CHICAGO The trend to adopt real-time versions of embedded Linux got a boost last week, when aircraft engine builder Pratt & Whitney revealed that it used a Linux-based software kernel to test its new F135 engine, which will power the U.S. military's Joint Strike Fighter aircraft.
Following an announcement of the engine's first test run to full afterburner power last Monday (Feb. 2), Pratt & Whitney engineers said Linux, long considered ill-suited to real-time applications, played a key role in highly deterministic, real-time tests.
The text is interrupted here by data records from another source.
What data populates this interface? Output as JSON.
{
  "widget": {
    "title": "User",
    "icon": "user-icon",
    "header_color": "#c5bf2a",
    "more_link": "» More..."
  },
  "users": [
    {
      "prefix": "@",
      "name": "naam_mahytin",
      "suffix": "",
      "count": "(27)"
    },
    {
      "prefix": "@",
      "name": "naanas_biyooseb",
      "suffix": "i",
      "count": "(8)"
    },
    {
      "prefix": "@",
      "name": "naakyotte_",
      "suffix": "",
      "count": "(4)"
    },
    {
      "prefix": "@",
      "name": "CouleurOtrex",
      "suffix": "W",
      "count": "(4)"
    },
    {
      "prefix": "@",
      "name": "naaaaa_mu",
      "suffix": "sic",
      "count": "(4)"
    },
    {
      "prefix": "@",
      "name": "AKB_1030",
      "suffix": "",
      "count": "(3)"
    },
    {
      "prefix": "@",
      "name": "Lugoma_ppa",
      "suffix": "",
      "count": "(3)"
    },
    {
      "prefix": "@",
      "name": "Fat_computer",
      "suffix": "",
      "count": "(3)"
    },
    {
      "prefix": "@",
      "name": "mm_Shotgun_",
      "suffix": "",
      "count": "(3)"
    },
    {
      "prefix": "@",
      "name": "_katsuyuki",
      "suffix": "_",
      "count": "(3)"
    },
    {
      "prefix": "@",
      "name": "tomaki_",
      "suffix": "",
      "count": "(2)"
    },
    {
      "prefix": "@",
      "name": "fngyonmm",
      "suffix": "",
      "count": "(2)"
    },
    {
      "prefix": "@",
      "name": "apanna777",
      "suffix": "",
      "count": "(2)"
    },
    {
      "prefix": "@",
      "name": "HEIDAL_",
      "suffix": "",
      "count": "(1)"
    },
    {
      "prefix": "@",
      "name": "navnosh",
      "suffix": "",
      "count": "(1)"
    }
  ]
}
They said that a Linux-based product known as RTLinuxPro served in the development and testing of software for the engine's full-authority digital electronic control, as well as handling "facility control" of test stands at the company's West Palm Beach, Fla., engine plant.
The company's engineers added that they were not concerned about any possible real-time shortcomings of the Linux-based product. The product, made by FSMLabs Inc. (Socorro, N.M.), runs Linux as a task atop a real-time operating system in a dual-kernel approach, allowing developers to assign real-time capabilities to desired applications.
RTLinuxPro was used in the process of reading up to 10 channels of streaming data from jet engine and fan control systems, across IEEE 1394 data buses, said Dean Anneser, a Fellow in software engineering for Pratt & Whitney (East Hartford, Conn.).
"Our engine simulation is huge," Anneser said. "We record a lot of data, and we need very good performance."
The Pratt & Whitney application could give pause to many embedded developers who have previously shied away from Linux for real-time applications. The Joint Strike Fighter program, a major Pentagon initiative for defining next-generation aircraft weapons systems for the U.S. Navy, Air Force and Marines, has been a focal point of tremendous engineering effort among contractors the past few years.
"Applications like this show that [real-time Linux] can be done," noted Victor Yodaiken, CEO of FSMLabs.